Why do I cough?
Your body has something called “cough receptors” that are found in the ears, throat, lungs, stomach, diaphragm, and heart. When these receptors are stimulated, your body responds by coughing.
What aggravates these cough receptors?
A variety of things can trigger a cough. Here are the top offenders:
- Post-nasal drainage—Sinus drainage that drips down the back of the throat can cause a pretty irritating cough. If you have post-nasal ‘drip,’ you may have a runny nose, feel dripping in the back of your throat, or you may clear your throat often. Colds, sinus infections, and environmental allergies are the main causes of post-nasal drainage.
- Asthma—Coughing, especially at night, is a common symptom of asthma. Wheezing and shortness of breath are usually part of the package, too. Asthma is mostly caused by genetic factors, but may flare-up because of colds, respiratory infections, or irritants in the air.
- Acid Reflux—The acidity of stomach juices that go up into the throat can cause a bothersome cough. People with reflux may also complain of heartburn or a sour taste in the mouth.

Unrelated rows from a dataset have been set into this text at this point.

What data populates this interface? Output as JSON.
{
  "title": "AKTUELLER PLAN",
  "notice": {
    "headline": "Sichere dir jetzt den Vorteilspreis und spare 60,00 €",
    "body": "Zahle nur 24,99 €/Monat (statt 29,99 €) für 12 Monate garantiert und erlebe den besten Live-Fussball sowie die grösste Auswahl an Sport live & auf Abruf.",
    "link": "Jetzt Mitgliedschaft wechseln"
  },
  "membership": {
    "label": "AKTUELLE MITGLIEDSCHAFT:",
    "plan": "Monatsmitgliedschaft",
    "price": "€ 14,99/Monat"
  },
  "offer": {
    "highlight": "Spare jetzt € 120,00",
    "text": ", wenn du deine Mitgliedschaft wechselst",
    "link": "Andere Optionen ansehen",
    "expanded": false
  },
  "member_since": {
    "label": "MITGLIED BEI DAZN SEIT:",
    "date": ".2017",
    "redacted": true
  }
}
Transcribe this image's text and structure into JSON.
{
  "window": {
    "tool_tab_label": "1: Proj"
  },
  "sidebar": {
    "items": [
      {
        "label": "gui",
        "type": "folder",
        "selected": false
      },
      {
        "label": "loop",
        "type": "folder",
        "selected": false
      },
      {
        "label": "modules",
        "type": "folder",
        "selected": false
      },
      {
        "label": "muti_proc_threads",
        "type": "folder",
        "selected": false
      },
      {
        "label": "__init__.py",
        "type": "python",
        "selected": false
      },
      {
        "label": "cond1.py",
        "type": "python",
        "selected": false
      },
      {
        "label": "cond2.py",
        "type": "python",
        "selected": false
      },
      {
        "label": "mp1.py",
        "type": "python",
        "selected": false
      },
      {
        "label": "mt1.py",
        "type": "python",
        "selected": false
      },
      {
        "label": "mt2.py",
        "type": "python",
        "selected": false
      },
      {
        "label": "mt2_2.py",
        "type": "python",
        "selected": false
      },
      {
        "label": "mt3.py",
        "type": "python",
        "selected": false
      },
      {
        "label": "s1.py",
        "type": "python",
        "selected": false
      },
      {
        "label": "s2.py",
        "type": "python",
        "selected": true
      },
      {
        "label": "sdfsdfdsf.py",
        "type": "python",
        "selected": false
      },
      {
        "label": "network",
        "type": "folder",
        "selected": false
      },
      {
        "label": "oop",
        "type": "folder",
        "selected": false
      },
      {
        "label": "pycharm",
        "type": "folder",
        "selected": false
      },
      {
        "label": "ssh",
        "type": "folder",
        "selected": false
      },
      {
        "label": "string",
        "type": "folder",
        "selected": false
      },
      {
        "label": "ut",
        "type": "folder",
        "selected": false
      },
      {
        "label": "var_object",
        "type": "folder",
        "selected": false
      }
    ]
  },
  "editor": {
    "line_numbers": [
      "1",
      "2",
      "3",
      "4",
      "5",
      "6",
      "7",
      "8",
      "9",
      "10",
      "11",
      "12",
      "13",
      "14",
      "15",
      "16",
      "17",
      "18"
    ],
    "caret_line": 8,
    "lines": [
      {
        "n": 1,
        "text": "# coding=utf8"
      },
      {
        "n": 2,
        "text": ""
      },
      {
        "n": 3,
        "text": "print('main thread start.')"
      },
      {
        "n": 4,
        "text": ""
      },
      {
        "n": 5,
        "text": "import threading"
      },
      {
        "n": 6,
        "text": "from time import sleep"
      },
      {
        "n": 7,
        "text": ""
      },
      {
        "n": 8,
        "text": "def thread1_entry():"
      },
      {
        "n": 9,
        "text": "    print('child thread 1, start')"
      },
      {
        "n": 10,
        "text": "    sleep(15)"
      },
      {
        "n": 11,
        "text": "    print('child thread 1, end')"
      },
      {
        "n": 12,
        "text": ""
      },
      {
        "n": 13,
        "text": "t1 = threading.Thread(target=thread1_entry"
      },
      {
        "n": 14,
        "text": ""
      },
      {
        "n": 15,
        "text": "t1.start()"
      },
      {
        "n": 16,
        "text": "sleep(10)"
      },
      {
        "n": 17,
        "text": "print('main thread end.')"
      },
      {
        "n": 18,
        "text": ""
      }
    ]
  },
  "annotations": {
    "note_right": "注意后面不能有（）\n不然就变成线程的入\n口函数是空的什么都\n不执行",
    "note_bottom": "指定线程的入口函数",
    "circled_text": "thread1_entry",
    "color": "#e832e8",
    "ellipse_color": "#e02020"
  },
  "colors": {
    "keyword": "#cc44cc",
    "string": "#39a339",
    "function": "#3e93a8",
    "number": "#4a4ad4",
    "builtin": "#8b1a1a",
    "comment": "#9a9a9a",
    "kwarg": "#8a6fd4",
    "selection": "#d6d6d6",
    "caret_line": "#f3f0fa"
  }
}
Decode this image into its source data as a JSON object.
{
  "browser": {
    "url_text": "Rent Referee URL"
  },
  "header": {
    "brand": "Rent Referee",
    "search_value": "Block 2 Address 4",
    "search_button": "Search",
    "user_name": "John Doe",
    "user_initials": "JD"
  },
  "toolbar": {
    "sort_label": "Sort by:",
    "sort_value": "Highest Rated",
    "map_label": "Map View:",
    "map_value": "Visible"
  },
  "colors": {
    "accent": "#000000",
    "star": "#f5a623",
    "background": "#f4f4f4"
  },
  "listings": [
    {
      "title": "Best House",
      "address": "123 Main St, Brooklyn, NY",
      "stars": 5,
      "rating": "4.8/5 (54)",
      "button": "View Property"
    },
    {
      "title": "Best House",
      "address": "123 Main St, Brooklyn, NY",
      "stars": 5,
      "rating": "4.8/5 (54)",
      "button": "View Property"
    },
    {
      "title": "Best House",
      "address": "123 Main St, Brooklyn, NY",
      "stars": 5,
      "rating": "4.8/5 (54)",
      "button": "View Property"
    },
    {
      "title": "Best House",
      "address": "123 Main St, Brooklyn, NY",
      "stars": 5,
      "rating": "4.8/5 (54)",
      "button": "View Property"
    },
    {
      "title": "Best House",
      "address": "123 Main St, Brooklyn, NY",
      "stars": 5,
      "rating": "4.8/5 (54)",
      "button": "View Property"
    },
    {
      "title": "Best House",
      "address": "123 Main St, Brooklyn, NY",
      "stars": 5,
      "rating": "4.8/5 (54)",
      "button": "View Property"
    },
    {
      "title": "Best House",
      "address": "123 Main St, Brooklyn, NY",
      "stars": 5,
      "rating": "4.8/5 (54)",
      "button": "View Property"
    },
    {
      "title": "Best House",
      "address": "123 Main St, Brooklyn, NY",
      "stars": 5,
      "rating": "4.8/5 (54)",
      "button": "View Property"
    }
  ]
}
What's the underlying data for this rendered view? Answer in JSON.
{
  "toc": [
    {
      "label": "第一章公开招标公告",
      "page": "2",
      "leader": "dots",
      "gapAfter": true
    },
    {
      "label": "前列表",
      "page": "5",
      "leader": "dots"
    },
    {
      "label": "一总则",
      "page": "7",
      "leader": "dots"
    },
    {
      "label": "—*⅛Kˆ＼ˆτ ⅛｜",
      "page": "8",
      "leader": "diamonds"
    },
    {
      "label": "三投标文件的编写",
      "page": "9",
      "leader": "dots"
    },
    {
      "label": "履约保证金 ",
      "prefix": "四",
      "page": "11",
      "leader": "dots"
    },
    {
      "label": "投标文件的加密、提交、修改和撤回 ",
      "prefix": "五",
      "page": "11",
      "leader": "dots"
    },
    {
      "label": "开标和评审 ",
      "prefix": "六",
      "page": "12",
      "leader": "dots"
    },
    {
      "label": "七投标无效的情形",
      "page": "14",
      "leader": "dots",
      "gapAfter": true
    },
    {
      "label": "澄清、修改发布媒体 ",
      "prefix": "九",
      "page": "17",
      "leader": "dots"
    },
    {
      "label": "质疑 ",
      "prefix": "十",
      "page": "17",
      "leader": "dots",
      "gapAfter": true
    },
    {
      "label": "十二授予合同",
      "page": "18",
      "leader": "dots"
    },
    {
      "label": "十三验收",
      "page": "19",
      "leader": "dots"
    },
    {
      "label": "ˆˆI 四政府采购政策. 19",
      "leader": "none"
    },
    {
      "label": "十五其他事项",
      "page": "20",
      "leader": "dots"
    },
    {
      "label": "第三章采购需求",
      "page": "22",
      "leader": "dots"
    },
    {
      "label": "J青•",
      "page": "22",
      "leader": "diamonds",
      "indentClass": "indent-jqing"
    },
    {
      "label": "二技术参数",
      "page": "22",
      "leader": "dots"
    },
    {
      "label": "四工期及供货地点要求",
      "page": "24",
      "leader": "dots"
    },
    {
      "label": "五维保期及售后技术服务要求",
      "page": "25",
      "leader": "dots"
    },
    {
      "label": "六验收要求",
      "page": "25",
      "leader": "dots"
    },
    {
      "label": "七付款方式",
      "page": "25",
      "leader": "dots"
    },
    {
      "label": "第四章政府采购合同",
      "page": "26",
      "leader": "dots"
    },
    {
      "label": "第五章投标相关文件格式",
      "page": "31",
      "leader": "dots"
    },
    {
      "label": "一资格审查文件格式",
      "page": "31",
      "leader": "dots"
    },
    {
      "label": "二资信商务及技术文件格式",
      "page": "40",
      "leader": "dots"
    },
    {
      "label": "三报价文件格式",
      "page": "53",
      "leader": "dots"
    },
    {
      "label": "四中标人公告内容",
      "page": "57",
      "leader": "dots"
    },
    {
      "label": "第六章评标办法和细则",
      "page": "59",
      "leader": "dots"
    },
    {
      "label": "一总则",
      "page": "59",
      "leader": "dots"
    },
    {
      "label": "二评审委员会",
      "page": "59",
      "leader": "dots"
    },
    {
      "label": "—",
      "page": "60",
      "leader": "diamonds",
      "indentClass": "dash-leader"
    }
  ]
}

Dietary factors (like alcohol, carbonated beverages, and spicy foods-to name a few) smoking, and obesity all trigger acid reflux.
- Respiratory infection—Sometimes a cough from a respiratory infection will remain 2-8 weeks longer after all of the other symptoms have resolved. This typically resolves on its own, though certain medications can make it less annoying.
- Medications—“ACE Inhibitors” are a category of blood pressure medication that are best known for causing a nagging, dry cough in some people.
- Chronic bronchitis—This is the typical “smokers cough” most often caused by. . . you guessed it-SMOKING (though it can also be caused by long-term exposure to dust and other fumes). People who have this generally cough up a lot of clear phlegm as well.
- Environmental irritant—Dust, mold, pollen, perfumes, smoke, and other fragrances can be respiratory irritants. This is especially common for people who already have allergies or asthma.
How should I treat my cough?
Your treatment will depend upon the cause of your cough. Your health care provider can help you determine why you are coughing and what, if any, medications you should take.
What can I do to prevent a cough?
- If you smoke, STOP!
- If you don’t smoke, great! Try to stay away from second-hand sources of smoke.
- Know your triggers. If there is something that really gets your cough going, try to avoid it as much as you can.
- Wear a face mask when you are around irritating fumes or air particles.
- Control seasonal or environmental allergies with medication and/or by reducing your exposure to allergens in the home and outside.
- Wash your hands to prevent the spread of colds and other respiratory infections.
- Keep your body healthy with a balanced diet and regular exercise.
Silvestri, R.C. & Weinberger, S.E., Evaluation of subacute and chronic cough in adults. In UpToDate, Basow, DS (Ed), UpToDate, Waltham, MA, 02453.